At Everywhere English, we are committed to your learning. As we focus on industry-specific English language lessons, we want to give you a head start with your skills. This week we discuss all things, Present Perfect Continuous. Yes we know, it’s a mouthful!
Our third of this unique blog series will highlight the importance of the present perfect continuous tense, along with how to use it and some of the common examples. It’s also known as the present perfect progressive, so if you hear this term in the future, it’s the exact same thing.
What is the Present Perfect Continuous?
The present perfect continuous a is a verb tense that indicates that an action began in the past and has continued until now. It frequently stresses duration, or how long an action has been going on.
In our first blog of this series, we touched on the present continuous. They sound extremely similar and it is quite easy to mix them up! So, what is the difference between the two? In simple terms, the present continuous tense is used when somebody describes an event or narrates something connected with an event or a happening. On the other hand, present perfect continuous tense is normally used in short story writing and novel writing for that matter.
We use the present perfect continuous to talk about repeated activities which started at a particular time in the past and are still continuing up until now: I’ve been going to Spain on holiday every year since 1987. I haven’t been eating much lunch lately. I’ve been going to the gym at lunchtime.
Please note: You’ll notice that we’ll use words like “normally” and “majority”. There’s a reason! English is a tricky language, and in every rule, there will come an exception. You will come across these exceptions from time to time. When you do, please ask your tutor to explain. For the most part, unfortunately, it’s just a case of memorizing them.
When to use it
You will see the present perfect continuous pop up in 2 different instances:
- Duration of the past until now, something that started in the past and has continued up until now. You’ll normally spot time phrases such as “for 2 weeks” or “this year” in the sentences too.
- Another use for the present perfect continuous tense is using it without a duration. It will still imply the action started in the past up until the present but will use words such as “lately” in the sentence instead.
The Affirmative Form
Like the present continuous, the affirmative form or the positive form of the present perfect continuous tense uses the present participle (-ing), but unlike the present continuous, it uses has or have instead of the verb “to be”. The sentences are structured like so:
Subject + Has/have + been + verb + ing
- I have been riding my bike to school.
- You only have been missing class for a month.
- He has been working a lot lately.

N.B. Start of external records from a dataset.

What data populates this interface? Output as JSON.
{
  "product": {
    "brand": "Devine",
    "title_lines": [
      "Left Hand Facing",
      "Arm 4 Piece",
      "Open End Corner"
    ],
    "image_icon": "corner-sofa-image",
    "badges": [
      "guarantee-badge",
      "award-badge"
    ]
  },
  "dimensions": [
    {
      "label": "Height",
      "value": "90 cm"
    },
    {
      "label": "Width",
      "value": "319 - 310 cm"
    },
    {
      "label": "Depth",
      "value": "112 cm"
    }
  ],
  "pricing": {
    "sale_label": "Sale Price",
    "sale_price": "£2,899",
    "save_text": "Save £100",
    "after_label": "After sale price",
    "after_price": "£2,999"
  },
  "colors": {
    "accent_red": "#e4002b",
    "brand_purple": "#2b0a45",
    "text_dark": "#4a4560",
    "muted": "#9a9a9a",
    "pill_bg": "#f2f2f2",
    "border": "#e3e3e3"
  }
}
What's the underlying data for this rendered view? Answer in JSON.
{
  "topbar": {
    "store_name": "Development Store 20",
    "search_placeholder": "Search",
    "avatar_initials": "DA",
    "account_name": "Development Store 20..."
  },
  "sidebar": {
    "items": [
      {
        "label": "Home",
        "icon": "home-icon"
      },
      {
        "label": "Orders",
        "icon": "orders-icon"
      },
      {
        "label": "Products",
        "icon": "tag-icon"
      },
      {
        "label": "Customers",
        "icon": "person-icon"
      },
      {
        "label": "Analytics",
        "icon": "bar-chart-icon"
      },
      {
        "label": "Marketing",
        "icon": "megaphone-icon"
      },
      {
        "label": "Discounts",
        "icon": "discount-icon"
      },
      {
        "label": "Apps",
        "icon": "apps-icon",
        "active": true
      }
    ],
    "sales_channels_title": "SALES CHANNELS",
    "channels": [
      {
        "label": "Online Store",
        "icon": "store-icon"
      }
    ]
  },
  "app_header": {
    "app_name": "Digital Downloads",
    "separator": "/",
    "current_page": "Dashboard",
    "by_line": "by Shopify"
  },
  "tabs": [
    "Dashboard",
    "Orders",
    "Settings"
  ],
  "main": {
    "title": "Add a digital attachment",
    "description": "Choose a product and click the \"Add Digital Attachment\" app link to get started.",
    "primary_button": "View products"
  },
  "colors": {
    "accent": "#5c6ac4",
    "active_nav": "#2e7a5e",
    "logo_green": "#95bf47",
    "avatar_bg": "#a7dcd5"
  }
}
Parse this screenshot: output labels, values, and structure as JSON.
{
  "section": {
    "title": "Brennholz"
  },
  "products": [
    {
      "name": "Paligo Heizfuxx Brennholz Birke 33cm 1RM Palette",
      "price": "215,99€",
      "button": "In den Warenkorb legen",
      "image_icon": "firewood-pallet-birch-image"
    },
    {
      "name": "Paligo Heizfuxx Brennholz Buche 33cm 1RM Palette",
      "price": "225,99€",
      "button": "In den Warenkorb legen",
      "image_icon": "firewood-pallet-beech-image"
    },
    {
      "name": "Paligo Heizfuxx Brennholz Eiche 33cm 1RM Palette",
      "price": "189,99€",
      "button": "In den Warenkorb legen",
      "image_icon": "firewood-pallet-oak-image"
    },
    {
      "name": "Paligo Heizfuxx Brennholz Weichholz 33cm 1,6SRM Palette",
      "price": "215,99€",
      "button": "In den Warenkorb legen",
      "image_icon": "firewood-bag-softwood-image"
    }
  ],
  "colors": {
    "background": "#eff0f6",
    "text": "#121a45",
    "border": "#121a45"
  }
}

- They have been meeting in the library for the past year.
- We have been presenting the business proposal for 3 years.
The Negative Form
The negative format of the present perfect continuous tense is as straightforward as the present continuous. You are simply adding a not to the sentence. The sentence will look something like this:
Subject + have/has + not + been + verb + ing
- I have not been taking the dog for a walk recently.
- You have not been listening to my issues during our talks.
- She has not been driving since the accident.
- They have not been posting on social media about their campaign.
- We have not been going to that restaurant since the food poisoning.
The Interrogative Form
For the most part, the interrogative form of the present perfect continuous tense uses a question word and inverts the subject and has/have. There is a very common exception to this that you’ll see below under the irregular verbs, we’ll get back to this later!
Question + have/has + subject + (not) been + verb + ing
You’ll see both positive and negative formats in the examples below.
- Where have I been sleeping these past few days?
- Why have you been reading in your car?
- Who has she been talking to on the phone?
- How have they not been waking up at 6 am during the summer months?
- What have we not been doing to our best this month?
The most common question with this tense is what happens when you have to use “has” or “have” as the verb. This is an example of a mixed verb, which has both normal and non-continuous traits. In the subject of the present perfect continuous tense, “to have” acts as a non-continuous verb.
“He has been having problems” is not correct. You would write it as “He has had problems”.
For the negative form, it is written as “He has not had problems”, and the interrogative form is written as “Has he had problems?”.
Although very rare, the passive form of the present perfect continuous tense is quite a tough one to get your head around. We don’t use it that much in conversations, but it’s a fun one to leave you with! Look at our example below:
- Recently, Sarah has been drawing pictures. (Active)
- Recently, pictures have been being drawn by Sarah. (Passive)
We hope you feel a little better about the present perfect continuous tense and are looking forward to learning about the rest of them! Keep an eye out on our Instagram and Facebook accounts to get the first look at our next blogs. All of our students get the first look at these articles too through our weekly readings!